“What we’re lacking are experienced AI scientists who aren’t just running an algorithm, they’re deciding how to interpret it.”
“I was at the intersection of computer science and statistics, which we now call machine learning, but it wasn’t a sexy subject back then,” she recalls. “I knew the power of optimizing forecasting so I worked on implementing models that could do just that.
“Luckily, Wall Street had the foresight to invest in data and software way before anyone else. It had the very best people, usually straight out of college.”
In 2010, after four years as a pioneering analyst in New York, she formed the Hybrid Reality Institute. The research and advisory group pushed the boundaries of geotechnology and other emerging sciences on how machines could gain intelligence in the age of cloud computing with its seemingly limitless possibilities.
“The explosion of data led to more accurate algorithms and wider access to market insights. It was no longer just the few rich companies that could benefit,” she confirms.
Khanna is a member of the Young Presidents’ Organization (YPO), a global network of chief executives that offers support and networking opportunities to its members. It has helped her reach more girls and young women and introduce them to Web3 and AI.
“It’s a very valuable problem-solving group that connects business leaders and promotes dialogues that produce new ideas and strategies,” she says. “I’ve personally found it a fantastic resource.”

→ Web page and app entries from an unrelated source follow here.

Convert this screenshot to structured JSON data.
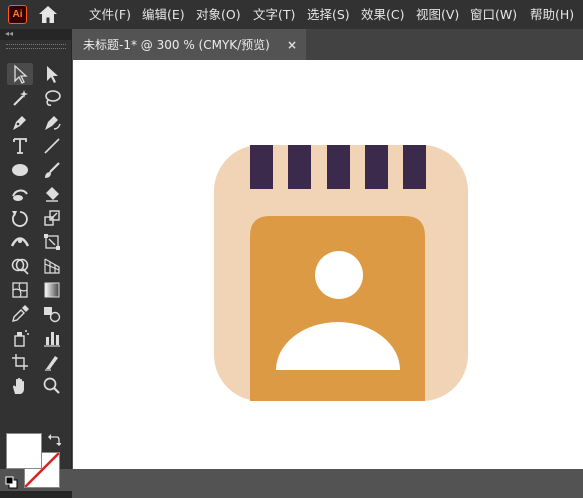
{
  "app": {
    "logo_text": "Ai"
  },
  "menu": {
    "items": [
      {
        "key": "file",
        "label": "文件(F)"
      },
      {
        "key": "edit",
        "label": "编辑(E)"
      },
      {
        "key": "object",
        "label": "对象(O)"
      },
      {
        "key": "type",
        "label": "文字(T)"
      },
      {
        "key": "select",
        "label": "选择(S)"
      },
      {
        "key": "effect",
        "label": "效果(C)"
      },
      {
        "key": "view",
        "label": "视图(V)"
      },
      {
        "key": "window",
        "label": "窗口(W)"
      },
      {
        "key": "help",
        "label": "帮助(H)"
      }
    ]
  },
  "toolbar": {
    "collapse_label": "◂◂",
    "tools": [
      "selection-tool",
      "direct-selection-tool",
      "magic-wand-tool",
      "lasso-tool",
      "pen-tool",
      "curvature-tool",
      "type-tool",
      "line-segment-tool",
      "rectangle-tool",
      "paintbrush-tool",
      "shaper-tool",
      "eraser-tool",
      "rotate-tool",
      "scale-tool",
      "width-tool",
      "free-transform-tool",
      "shape-builder-tool",
      "perspective-grid-tool",
      "mesh-tool",
      "gradient-tool",
      "eyedropper-tool",
      "blend-tool",
      "symbol-sprayer-tool",
      "column-graph-tool",
      "artboard-tool",
      "slice-tool",
      "hand-tool",
      "zoom-tool"
    ]
  },
  "document": {
    "tab_title": "未标题-1* @ 300 % (CMYK/预览)",
    "close_label": "×"
  },
  "colors": {
    "app_bar": "#323232",
    "canvas": "#ffffff",
    "icon_base": "#f1d4b6",
    "icon_stripes": "#3b2a4b",
    "icon_card": "#dc9a44",
    "icon_avatar": "#ffffff"
  }
}
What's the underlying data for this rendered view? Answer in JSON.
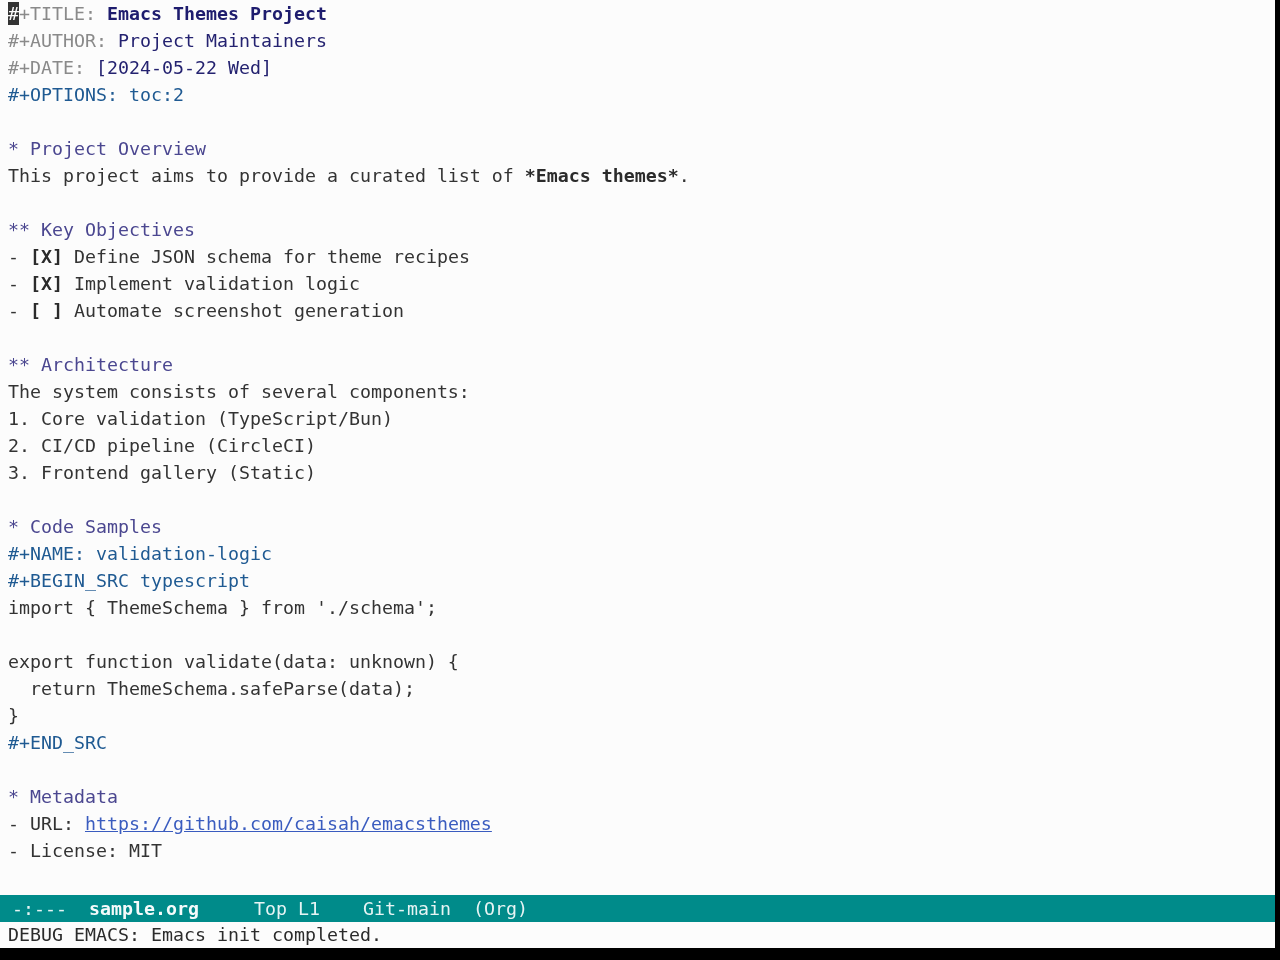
{
  "buffer": {
    "lines": [
      {
        "kind": "meta",
        "segments": [
          {
            "text": "#",
            "kind": "cursor"
          },
          {
            "text": "+TITLE: ",
            "kind": "plain"
          },
          {
            "text": "Emacs Themes Project",
            "kind": "title"
          }
        ]
      },
      {
        "kind": "meta",
        "segments": [
          {
            "text": "#+AUTHOR: ",
            "kind": "plain"
          },
          {
            "text": "Project Maintainers",
            "kind": "info"
          }
        ]
      },
      {
        "kind": "meta",
        "segments": [
          {
            "text": "#+DATE: ",
            "kind": "plain"
          },
          {
            "text": "[2024-05-22 Wed]",
            "kind": "info"
          }
        ]
      },
      {
        "kind": "keyword",
        "text": "#+OPTIONS: toc:2"
      },
      {
        "kind": "blank"
      },
      {
        "kind": "heading",
        "text": "* Project Overview"
      },
      {
        "kind": "text",
        "segments": [
          {
            "text": "This project aims to provide a curated list of ",
            "kind": "plain"
          },
          {
            "text": "*Emacs themes*",
            "kind": "bold"
          },
          {
            "text": ".",
            "kind": "plain"
          }
        ]
      },
      {
        "kind": "blank"
      },
      {
        "kind": "heading",
        "text": "** Key Objectives"
      },
      {
        "kind": "list",
        "segments": [
          {
            "text": "- ",
            "kind": "plain"
          },
          {
            "text": "[X]",
            "kind": "bold"
          },
          {
            "text": " Define JSON schema for theme recipes",
            "kind": "plain"
          }
        ]
      },
      {
        "kind": "list",
        "segments": [
          {
            "text": "- ",
            "kind": "plain"
          },
          {
            "text": "[X]",
            "kind": "bold"
          },
          {
            "text": " Implement validation logic",
            "kind": "plain"
          }
        ]
      },
      {
        "kind": "list",
        "segments": [
          {
            "text": "- ",
            "kind": "plain"
          },
          {
            "text": "[ ]",
            "kind": "bold"
          },
          {
            "text": " Automate screenshot generation",
            "kind": "plain"
          }
        ]
      },
      {
        "kind": "blank"
      },
      {
        "kind": "heading",
        "text": "** Architecture"
      },
      {
        "kind": "text",
        "text": "The system consists of several components:"
      },
      {
        "kind": "list",
        "text": "1. Core validation (TypeScript/Bun)"
      },
      {
        "kind": "list",
        "text": "2. CI/CD pipeline (CircleCI)"
      },
      {
        "kind": "list",
        "text": "3. Frontend gallery (Static)"
      },
      {
        "kind": "blank"
      },
      {
        "kind": "heading",
        "text": "* Code Samples"
      },
      {
        "kind": "keyword",
        "text": "#+NAME: validation-logic"
      },
      {
        "kind": "keyword",
        "text": "#+BEGIN_SRC typescript"
      },
      {
        "kind": "code",
        "text": "import { ThemeSchema } from './schema';"
      },
      {
        "kind": "blank"
      },
      {
        "kind": "code",
        "text": "export function validate(data: unknown) {"
      },
      {
        "kind": "code",
        "text": "  return ThemeSchema.safeParse(data);"
      },
      {
        "kind": "code",
        "text": "}"
      },
      {
        "kind": "keyword",
        "text": "#+END_SRC"
      },
      {
        "kind": "blank"
      },
      {
        "kind": "heading",
        "text": "* Metadata"
      },
      {
        "kind": "list",
        "segments": [
          {
            "text": "- URL: ",
            "kind": "plain"
          },
          {
            "text": "https://github.com/caisah/emacsthemes",
            "kind": "link"
          }
        ]
      },
      {
        "kind": "list",
        "text": "- License: MIT"
      }
    ]
  },
  "mode_line": {
    "status": "-:---",
    "buffer_name": "sample.org",
    "position": "Top L1",
    "vc_branch": "Git-main",
    "major_mode": "(Org)"
  },
  "echo_area": {
    "message": "DEBUG EMACS: Emacs init completed."
  }
}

Ironically, as AI took the human element out of so many tasks, what held it back was a shortage of skilled humans to make sense of all the zettabytes of information being generated daily.
“Anybody with a software engineering degree can take a couple of modules on Coursera and become a junior data scientist or machine-learning engineer,” Khanna points out.
“But what we’re lacking are experienced AI scientists who aren’t just running an algorithm, they’re deciding how to interpret it, and achieving incredible breakthroughs that help them formulate strategy around a set of goals and values.”
The scarcity of women in such roles led her to establish a series of initiatives to redress the balance. When Khanna and her family moved to Singapore in 2014, she started a charity called 21C Girls to teach coding and AI basics to schoolgirls and young women.
Now she’s launching Squad, a global women’s collective based in California that will partner with large enterprises to connect women to opportunities in Web3 and the metaverse, giving them the skills they’ll need to succeed in the science and gaming revolutions already underway.
“There are still times when a woman’s technical knowledge isn’t respected. I know female computer scientists who are absolute rock stars, but when they’re presenting to a client, all the scientific questions are directed to their male colleagues,” Khanna says.
“I’ve had it happen to me. It’s subtle, but it chips away at your confidence. I’m a big believer that the only way to counteract it is to keep upskilling.”
“There are still times when a woman’s technical knowledge isn’t respected.”
When that happens, it will democratize access to education and data, and mean the AI ‘co-pilot’ becomes a valued member of staff that’s able to bring new insights.
“If you embrace it, you’ll be able to amplify your own potential to be innovative and creative,” she asserts. “That’s exactly what we’re seeing with generative AI, a new breed of machine learning that can create strong content, write code, make movies and chat with each other.
“So we can either get very afraid of our new colleague or take the bull by the horns and harness the possibilities it allows.”
Khanna’s herculean efforts to make sure women have a place at the virtual Web3 table are paying off. However, she concedes there’s still much work to be done to ensure that in the metaverse, female chief executives one day outnumber three-headed minotaurs.
“Mark Zuckerberg’s version is premised on technology being more advanced than it currently is,” Khanna suggests. “It’s clunky – there’s no vibrant community there. The metaverse will be driven not by technology, but by human behavior.
“There are 3.21 billion people already gaming and watching entertainment in the metaverse, so why would you create a new one where nobody’s there? For him to be successful, he needs to create something interesting.”